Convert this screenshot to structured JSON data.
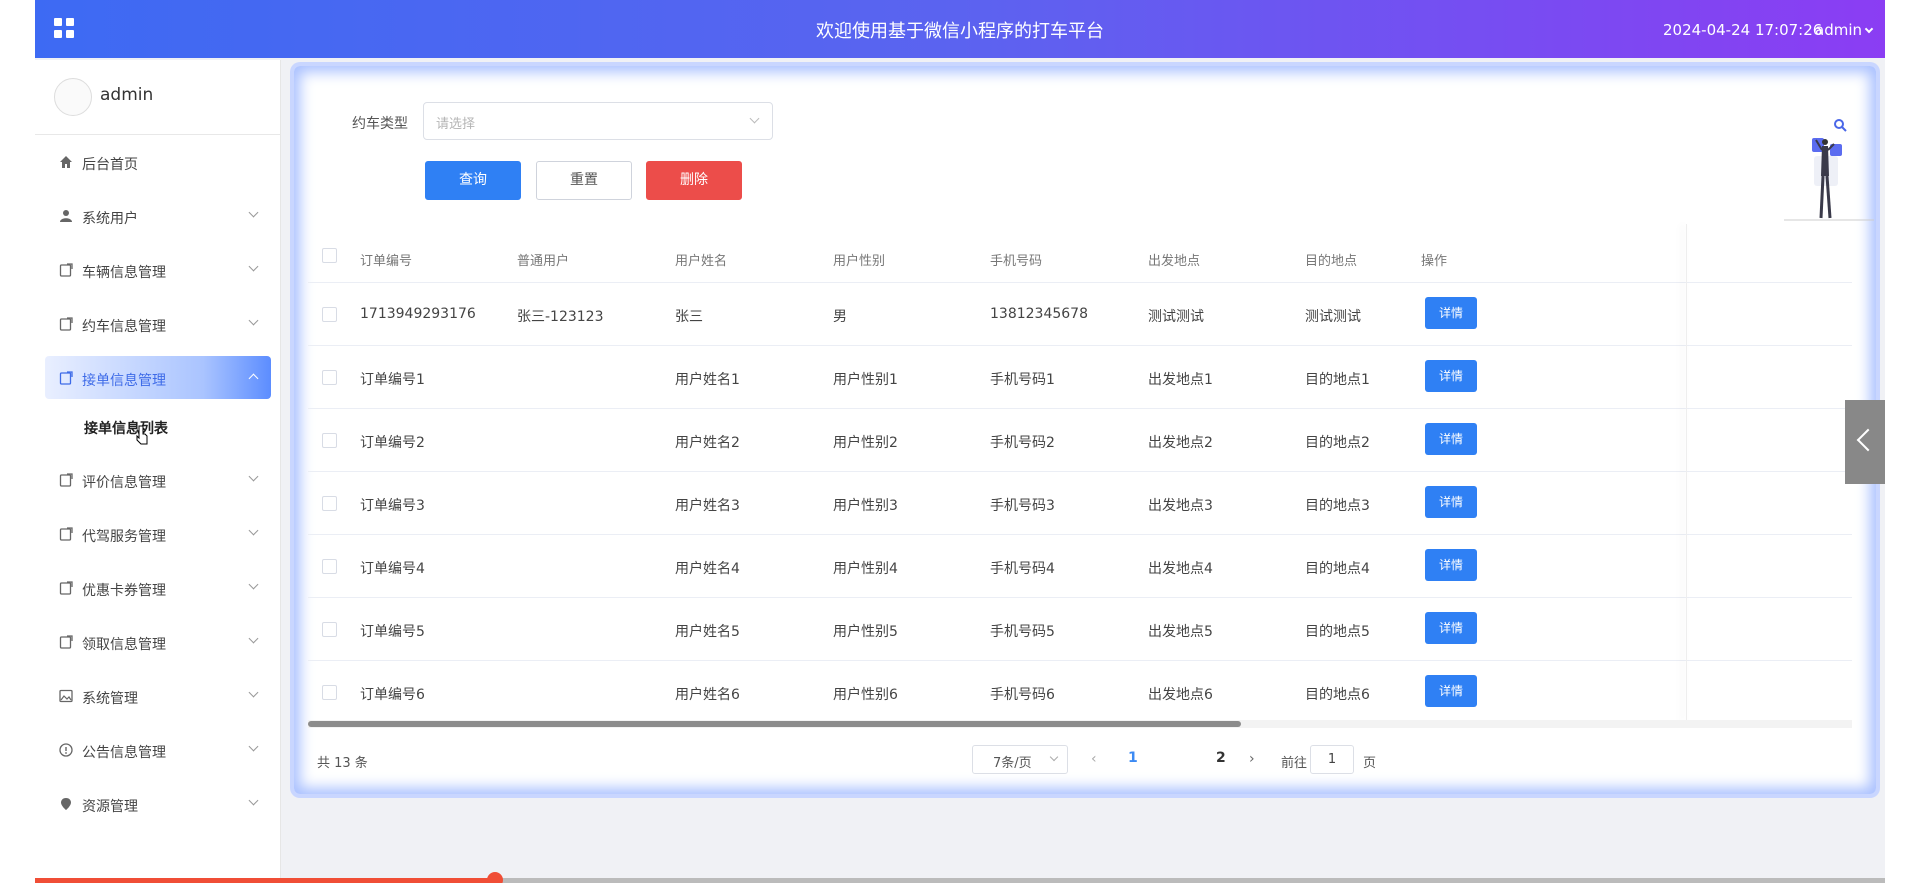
{
  "header": {
    "title": "欢迎使用基于微信小程序的打车平台",
    "datetime": "2024-04-24 17:07:26",
    "user": "admin"
  },
  "sidebar": {
    "profile_name": "admin",
    "items": [
      {
        "label": "后台首页",
        "icon": "home-icon"
      },
      {
        "label": "系统用户",
        "icon": "user-icon"
      },
      {
        "label": "车辆信息管理",
        "icon": "document-icon"
      },
      {
        "label": "约车信息管理",
        "icon": "document-icon"
      },
      {
        "label": "接单信息管理",
        "icon": "document-icon",
        "active": true
      },
      {
        "label": "评价信息管理",
        "icon": "document-icon"
      },
      {
        "label": "代驾服务管理",
        "icon": "document-icon"
      },
      {
        "label": "优惠卡券管理",
        "icon": "document-icon"
      },
      {
        "label": "领取信息管理",
        "icon": "document-icon"
      },
      {
        "label": "系统管理",
        "icon": "image-icon"
      },
      {
        "label": "公告信息管理",
        "icon": "info-icon"
      },
      {
        "label": "资源管理",
        "icon": "location-icon"
      }
    ],
    "submenu_label": "接单信息列表"
  },
  "filter": {
    "label": "约车类型",
    "placeholder": "请选择",
    "query_label": "查询",
    "reset_label": "重置",
    "delete_label": "删除"
  },
  "table": {
    "headers": [
      "订单编号",
      "普通用户",
      "用户姓名",
      "用户性别",
      "手机号码",
      "出发地点",
      "目的地点",
      "操作"
    ],
    "rows": [
      [
        "1713949293176",
        "张三-123123",
        "张三",
        "男",
        "13812345678",
        "测试测试",
        "测试测试"
      ],
      [
        "订单编号1",
        "",
        "用户姓名1",
        "用户性别1",
        "手机号码1",
        "出发地点1",
        "目的地点1"
      ],
      [
        "订单编号2",
        "",
        "用户姓名2",
        "用户性别2",
        "手机号码2",
        "出发地点2",
        "目的地点2"
      ],
      [
        "订单编号3",
        "",
        "用户姓名3",
        "用户性别3",
        "手机号码3",
        "出发地点3",
        "目的地点3"
      ],
      [
        "订单编号4",
        "",
        "用户姓名4",
        "用户性别4",
        "手机号码4",
        "出发地点4",
        "目的地点4"
      ],
      [
        "订单编号5",
        "",
        "用户姓名5",
        "用户性别5",
        "手机号码5",
        "出发地点5",
        "目的地点5"
      ],
      [
        "订单编号6",
        "",
        "用户姓名6",
        "用户性别6",
        "手机号码6",
        "出发地点6",
        "目的地点6"
      ]
    ],
    "detail_label": "详情"
  },
  "pagination": {
    "total": "共 13 条",
    "page_size": "7条/页",
    "pages": [
      "1",
      "2"
    ],
    "current": "1",
    "goto_prefix": "前往",
    "goto_value": "1",
    "goto_suffix": "页"
  },
  "colors": {
    "primary": "#2f80f4",
    "danger": "#ec4d4a",
    "header_start": "#3d6af3",
    "header_end": "#8b3df3"
  }
}
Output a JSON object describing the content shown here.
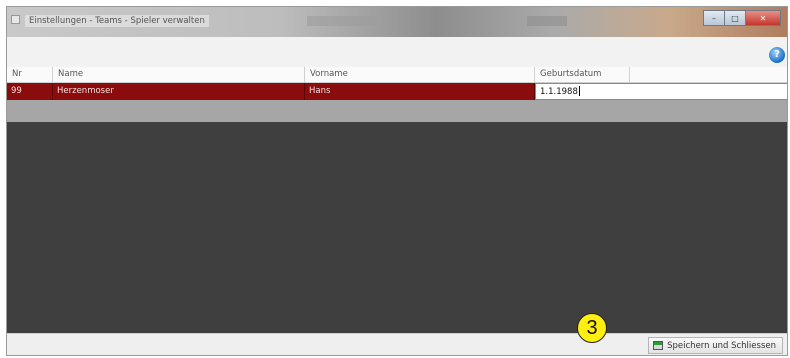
{
  "window": {
    "title": "Einstellungen - Teams - Spieler verwalten",
    "controls": {
      "minimize": "–",
      "maximize": "□",
      "close": "✕"
    }
  },
  "help": {
    "icon": "help-icon",
    "label": "?"
  },
  "grid": {
    "columns": [
      "Nr",
      "Name",
      "Vorname",
      "Geburtsdatum"
    ],
    "rows": [
      {
        "nr": "99",
        "name": "Herzenmoser",
        "vorname": "Hans",
        "geburtsdatum": "1.1.1988"
      }
    ],
    "colors": {
      "selected_row": "#8a0c0c",
      "empty_area": "#3f3f3f"
    }
  },
  "footer": {
    "save_label": "Speichern und Schliessen",
    "save_icon": "save-icon"
  },
  "annotation": {
    "marker": "3"
  }
}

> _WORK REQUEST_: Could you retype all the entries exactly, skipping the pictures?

> _SOLUTION FOR THIS PROBLEM_:
Convert this screenshot to structured JSON data.
{
  "header": {
    "title": "欢迎使用基于微信小程序的打车平台",
    "datetime": "2024-04-24 17:07:26",
    "user": "admin"
  },
  "sidebar": {
    "profile_name": "admin",
    "items": [
      {
        "label": "后台首页",
        "icon": "home-icon"
      },
      {
        "label": "系统用户",
        "icon": "user-icon"
      },
      {
        "label": "车辆信息管理",
        "icon": "document-icon"
      },
      {
        "label": "约车信息管理",
        "icon": "document-icon"
      },
      {
        "label": "接单信息管理",
        "icon": "document-icon",
        "active": true
      },
      {
        "label": "评价信息管理",
        "icon": "document-icon"
      },
      {
        "label": "代驾服务管理",
        "icon": "document-icon"
      },
      {
        "label": "优惠卡券管理",
        "icon": "document-icon"
      },
      {
        "label": "领取信息管理",
        "icon": "document-icon"
      },
      {
        "label": "系统管理",
        "icon": "image-icon"
      },
      {
        "label": "公告信息管理",
        "icon": "info-icon"
      },
      {
        "label": "资源管理",
        "icon": "location-icon"
      }
    ],
    "submenu_label": "接单信息列表"
  },
  "filter": {
    "label": "约车类型",
    "placeholder": "请选择",
    "query_label": "查询",
    "reset_label": "重置",
    "delete_label": "删除"
  },
  "table": {
    "headers": [
      "订单编号",
      "普通用户",
      "用户姓名",
      "用户性别",
      "手机号码",
      "出发地点",
      "目的地点",
      "操作"
    ],
    "rows": [
      [
        "1713949293176",
        "张三-123123",
        "张三",
        "男",
        "13812345678",
        "测试测试",
        "测试测试"
      ],
      [
        "订单编号1",
        "",
        "用户姓名1",
        "用户性别1",
        "手机号码1",
        "出发地点1",
        "目的地点1"
      ],
      [
        "订单编号2",
        "",
        "用户姓名2",
        "用户性别2",
        "手机号码2",
        "出发地点2",
        "目的地点2"
      ],
      [
        "订单编号3",
        "",
        "用户姓名3",
        "用户性别3",
        "手机号码3",
        "出发地点3",
        "目的地点3"
      ],
      [
        "订单编号4",
        "",
        "用户姓名4",
        "用户性别4",
        "手机号码4",
        "出发地点4",
        "目的地点4"
      ],
      [
        "订单编号5",
        "",
        "用户姓名5",
        "用户性别5",
        "手机号码5",
        "出发地点5",
        "目的地点5"
      ],
      [
        "订单编号6",
        "",
        "用户姓名6",
        "用户性别6",
        "手机号码6",
        "出发地点6",
        "目的地点6"
      ]
    ],
    "detail_label": "详情"
  },
  "pagination": {
    "total": "共 13 条",
    "page_size": "7条/页",
    "pages": [
      "1",
      "2"
    ],
    "current": "1",
    "goto_prefix": "前往",
    "goto_value": "1",
    "goto_suffix": "页"
  },
  "colors": {
    "primary": "#2f80f4",
    "danger": "#ec4d4a",
    "header_start": "#3d6af3",
    "header_end": "#8b3df3"
  }
}
Output a JSON object describing the content shown here.
{
  "window": {
    "title": "Einstellungen - Teams - Spieler verwalten",
    "controls": {
      "minimize": "–",
      "maximize": "□",
      "close": "✕"
    }
  },
  "help": {
    "icon": "help-icon",
    "label": "?"
  },
  "grid": {
    "columns": [
      "Nr",
      "Name",
      "Vorname",
      "Geburtsdatum"
    ],
    "rows": [
      {
        "nr": "99",
        "name": "Herzenmoser",
        "vorname": "Hans",
        "geburtsdatum": "1.1.1988"
      }
    ],
    "colors": {
      "selected_row": "#8a0c0c",
      "empty_area": "#3f3f3f"
    }
  },
  "footer": {
    "save_label": "Speichern und Schliessen",
    "save_icon": "save-icon"
  },
  "annotation": {
    "marker": "3"
  }
}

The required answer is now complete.